### Required action
If a line in the data below holds the word "true", copy it.

*** Records for the exercise ***

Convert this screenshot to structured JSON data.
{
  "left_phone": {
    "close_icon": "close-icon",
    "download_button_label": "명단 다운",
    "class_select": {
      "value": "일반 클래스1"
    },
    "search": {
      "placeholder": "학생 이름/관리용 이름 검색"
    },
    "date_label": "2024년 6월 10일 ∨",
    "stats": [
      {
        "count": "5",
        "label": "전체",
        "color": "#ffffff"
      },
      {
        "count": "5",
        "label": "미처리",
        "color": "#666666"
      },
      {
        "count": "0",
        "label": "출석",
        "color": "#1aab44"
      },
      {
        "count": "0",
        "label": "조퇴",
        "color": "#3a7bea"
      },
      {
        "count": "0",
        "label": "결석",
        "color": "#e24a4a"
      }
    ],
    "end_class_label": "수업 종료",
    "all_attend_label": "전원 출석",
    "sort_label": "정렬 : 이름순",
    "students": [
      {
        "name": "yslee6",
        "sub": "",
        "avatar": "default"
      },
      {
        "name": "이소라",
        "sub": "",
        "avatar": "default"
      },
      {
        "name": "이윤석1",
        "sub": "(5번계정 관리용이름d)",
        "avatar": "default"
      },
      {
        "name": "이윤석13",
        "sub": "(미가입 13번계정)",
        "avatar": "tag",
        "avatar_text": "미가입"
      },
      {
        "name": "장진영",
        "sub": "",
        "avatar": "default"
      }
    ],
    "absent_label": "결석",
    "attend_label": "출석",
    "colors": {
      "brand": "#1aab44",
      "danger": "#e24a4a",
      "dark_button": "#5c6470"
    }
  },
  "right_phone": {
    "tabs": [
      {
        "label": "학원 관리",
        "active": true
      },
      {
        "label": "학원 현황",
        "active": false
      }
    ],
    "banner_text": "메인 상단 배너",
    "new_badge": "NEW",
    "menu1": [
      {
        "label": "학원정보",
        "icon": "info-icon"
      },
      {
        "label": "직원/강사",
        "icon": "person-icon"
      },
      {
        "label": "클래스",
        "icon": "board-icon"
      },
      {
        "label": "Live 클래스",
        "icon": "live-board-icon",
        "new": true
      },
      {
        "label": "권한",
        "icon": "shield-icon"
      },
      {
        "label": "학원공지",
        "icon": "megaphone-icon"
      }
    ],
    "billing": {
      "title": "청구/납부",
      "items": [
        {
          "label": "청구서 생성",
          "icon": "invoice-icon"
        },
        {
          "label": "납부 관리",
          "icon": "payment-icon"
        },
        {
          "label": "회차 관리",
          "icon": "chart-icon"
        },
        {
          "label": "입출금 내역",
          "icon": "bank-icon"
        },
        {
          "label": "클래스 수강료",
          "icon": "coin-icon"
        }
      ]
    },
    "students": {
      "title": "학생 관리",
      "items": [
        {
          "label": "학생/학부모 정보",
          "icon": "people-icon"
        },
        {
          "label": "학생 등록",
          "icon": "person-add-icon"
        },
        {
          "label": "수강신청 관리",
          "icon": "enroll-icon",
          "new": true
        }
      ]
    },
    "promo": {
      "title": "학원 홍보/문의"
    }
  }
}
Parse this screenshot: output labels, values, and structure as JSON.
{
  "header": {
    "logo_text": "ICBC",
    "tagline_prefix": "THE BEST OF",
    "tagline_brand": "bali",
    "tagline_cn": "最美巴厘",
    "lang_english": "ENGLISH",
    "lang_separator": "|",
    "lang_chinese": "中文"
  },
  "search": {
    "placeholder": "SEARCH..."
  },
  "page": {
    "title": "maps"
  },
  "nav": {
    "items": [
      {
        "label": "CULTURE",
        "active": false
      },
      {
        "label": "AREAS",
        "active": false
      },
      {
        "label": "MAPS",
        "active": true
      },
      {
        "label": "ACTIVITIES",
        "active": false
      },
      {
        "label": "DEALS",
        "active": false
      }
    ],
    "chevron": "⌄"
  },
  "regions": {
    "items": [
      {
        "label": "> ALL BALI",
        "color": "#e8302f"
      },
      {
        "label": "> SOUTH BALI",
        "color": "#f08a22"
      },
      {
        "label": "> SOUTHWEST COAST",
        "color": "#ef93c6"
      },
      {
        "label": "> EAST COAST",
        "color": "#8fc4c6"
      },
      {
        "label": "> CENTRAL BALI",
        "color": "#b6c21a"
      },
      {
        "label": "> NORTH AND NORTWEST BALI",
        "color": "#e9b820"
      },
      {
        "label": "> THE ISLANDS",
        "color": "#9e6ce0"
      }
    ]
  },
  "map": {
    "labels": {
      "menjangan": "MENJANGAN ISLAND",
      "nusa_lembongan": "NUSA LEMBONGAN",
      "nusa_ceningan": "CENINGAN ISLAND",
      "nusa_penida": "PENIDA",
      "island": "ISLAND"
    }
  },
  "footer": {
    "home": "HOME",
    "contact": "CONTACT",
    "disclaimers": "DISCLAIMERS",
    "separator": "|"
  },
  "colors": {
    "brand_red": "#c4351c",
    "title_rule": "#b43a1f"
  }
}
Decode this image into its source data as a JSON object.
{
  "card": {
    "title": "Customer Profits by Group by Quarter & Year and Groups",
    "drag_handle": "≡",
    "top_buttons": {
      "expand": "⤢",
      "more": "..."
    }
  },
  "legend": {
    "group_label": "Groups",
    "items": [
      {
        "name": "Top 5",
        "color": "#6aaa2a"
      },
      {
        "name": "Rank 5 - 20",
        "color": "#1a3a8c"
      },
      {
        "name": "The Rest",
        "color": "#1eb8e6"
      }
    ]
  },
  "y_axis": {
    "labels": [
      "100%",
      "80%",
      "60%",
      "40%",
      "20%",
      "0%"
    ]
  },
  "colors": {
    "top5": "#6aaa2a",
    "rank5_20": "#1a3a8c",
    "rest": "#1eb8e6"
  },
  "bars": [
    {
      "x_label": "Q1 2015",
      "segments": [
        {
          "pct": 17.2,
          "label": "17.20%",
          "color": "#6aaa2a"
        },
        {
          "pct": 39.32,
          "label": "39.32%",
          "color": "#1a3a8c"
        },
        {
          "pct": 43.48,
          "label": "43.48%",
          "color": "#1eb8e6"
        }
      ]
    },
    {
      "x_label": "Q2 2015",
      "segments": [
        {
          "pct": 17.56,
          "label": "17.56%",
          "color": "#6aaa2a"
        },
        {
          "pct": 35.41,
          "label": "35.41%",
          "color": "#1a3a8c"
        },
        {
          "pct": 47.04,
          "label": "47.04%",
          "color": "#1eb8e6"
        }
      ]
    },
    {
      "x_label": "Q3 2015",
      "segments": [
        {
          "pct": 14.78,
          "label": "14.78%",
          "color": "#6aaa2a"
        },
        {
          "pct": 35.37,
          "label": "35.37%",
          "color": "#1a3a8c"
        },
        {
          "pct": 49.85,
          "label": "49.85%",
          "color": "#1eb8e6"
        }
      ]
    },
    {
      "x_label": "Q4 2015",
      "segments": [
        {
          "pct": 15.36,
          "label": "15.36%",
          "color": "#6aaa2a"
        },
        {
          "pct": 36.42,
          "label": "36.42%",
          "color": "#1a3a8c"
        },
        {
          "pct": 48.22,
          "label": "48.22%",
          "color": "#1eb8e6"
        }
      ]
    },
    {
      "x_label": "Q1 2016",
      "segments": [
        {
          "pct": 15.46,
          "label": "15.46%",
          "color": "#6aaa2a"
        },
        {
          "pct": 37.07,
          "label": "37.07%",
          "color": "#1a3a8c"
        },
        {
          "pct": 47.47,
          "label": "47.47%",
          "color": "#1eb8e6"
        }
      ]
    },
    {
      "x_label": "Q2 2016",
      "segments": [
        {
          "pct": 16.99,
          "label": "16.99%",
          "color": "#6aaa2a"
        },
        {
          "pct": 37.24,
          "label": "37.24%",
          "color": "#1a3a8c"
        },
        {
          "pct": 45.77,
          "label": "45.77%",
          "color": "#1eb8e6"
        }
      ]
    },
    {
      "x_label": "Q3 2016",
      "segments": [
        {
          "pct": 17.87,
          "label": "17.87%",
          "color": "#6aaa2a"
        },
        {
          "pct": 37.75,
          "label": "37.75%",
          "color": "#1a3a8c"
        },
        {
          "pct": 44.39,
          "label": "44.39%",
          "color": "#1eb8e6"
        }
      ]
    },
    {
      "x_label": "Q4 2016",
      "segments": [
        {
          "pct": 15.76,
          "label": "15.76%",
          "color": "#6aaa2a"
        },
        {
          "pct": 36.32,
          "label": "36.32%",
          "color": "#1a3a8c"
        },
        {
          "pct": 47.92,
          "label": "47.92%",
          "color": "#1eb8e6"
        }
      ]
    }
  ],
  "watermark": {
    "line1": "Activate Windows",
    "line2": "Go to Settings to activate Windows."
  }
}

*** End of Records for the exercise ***

### Exercise solution
        "active": true
        "new": true
          "new": true
        "active": true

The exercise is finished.